Japan Sales Tax: Japan postponed next year’s planned sales tax increase – to 10% from the current 8% – to 2019. This is not the first time. Initially scheduled to take place in October 2015, it was postponed to April 2017.
As I alluded to last week, the key US Employment Situation report released on Friday carried even more significance than usual with market participants caught in no man’s land on the timing of interest rate hikes from the all-powerful US Federal Reserve.
Over the last month implied market expectations of when the Fed will raise rates have moved erratically. We have gone from a situation where markets were pricing in almost zero chance of a June rate hike with little more than a flick of a coin on whether we would even see one rate hike in 2016, as global risks loomed, to a situation where everyone suddenly felt better about the global economy and were happy to hear the US Fed officials talking up the possibility of a summer rate hike.
However, the glass half-full optimists will be perturbed by the latest jobs report from the Bureau of Labour Statistics, with total nonfarm payroll employment increasing by 38,000 in May, significantly below the consensus estimate of 164,000. As well, there were downward revisions to previous months, the change in March was cut from +208,000 to +186,000, and from +160,000 to +123,000 in April. As a reminder, the consensus estimate before the April report was 200,000 nonfarm payroll jobs to be added.

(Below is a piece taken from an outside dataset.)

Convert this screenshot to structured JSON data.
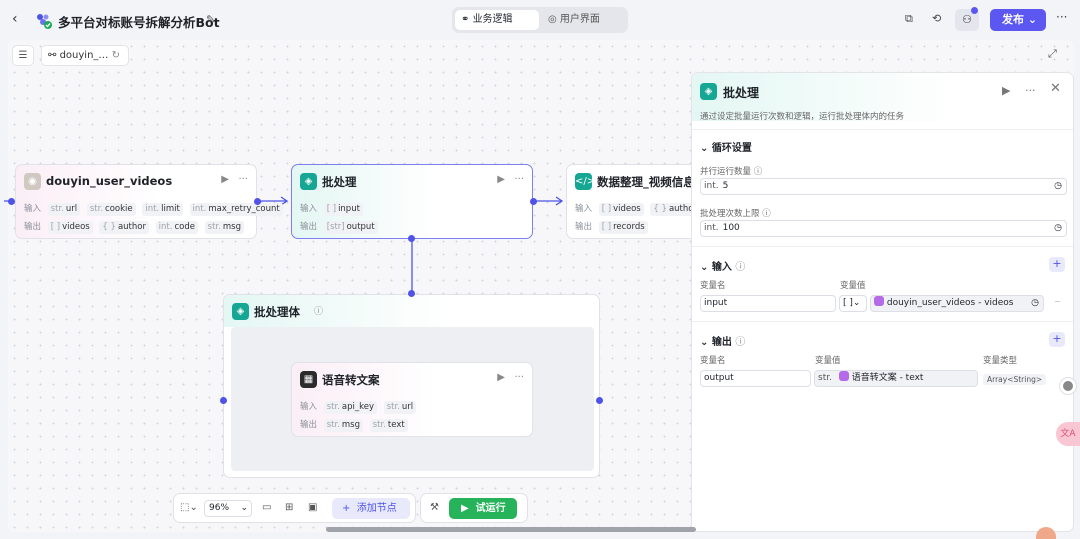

The sharp move in markets following the report suggests many were caught off guard by the much weaker than expected US jobs report. The US dollar was weaker across the board on Friday. The Euro jumped +1.42% on Friday to $1.131, up against the US Dollar. Equity markets were in the red and the US 10-year treasury yield fell 10bps to 1.70%.
Global equity markets bounced back yesterday from Friday’s sell-off with gains across most of the major indices. Oil prices continued to move higher on supply concerns.
On the macro front this week, the final estimate of first quarter GDP growth is published for the Eurozone on Tuesday. The consensus estimate is for the Eurozone economy to post quarterly GDP growth of 0.5%, above the previous quarter of 0.3%.
Employment data from the UK on Wednesday will provide an update on the labour market, a key determinant of the Bank of England’s monetary policy.
There are a raft of reports from Japan, including the final reading of second quarter GDP. There is trade data and inflation data due from China on Wednesday and Thursday, respectively.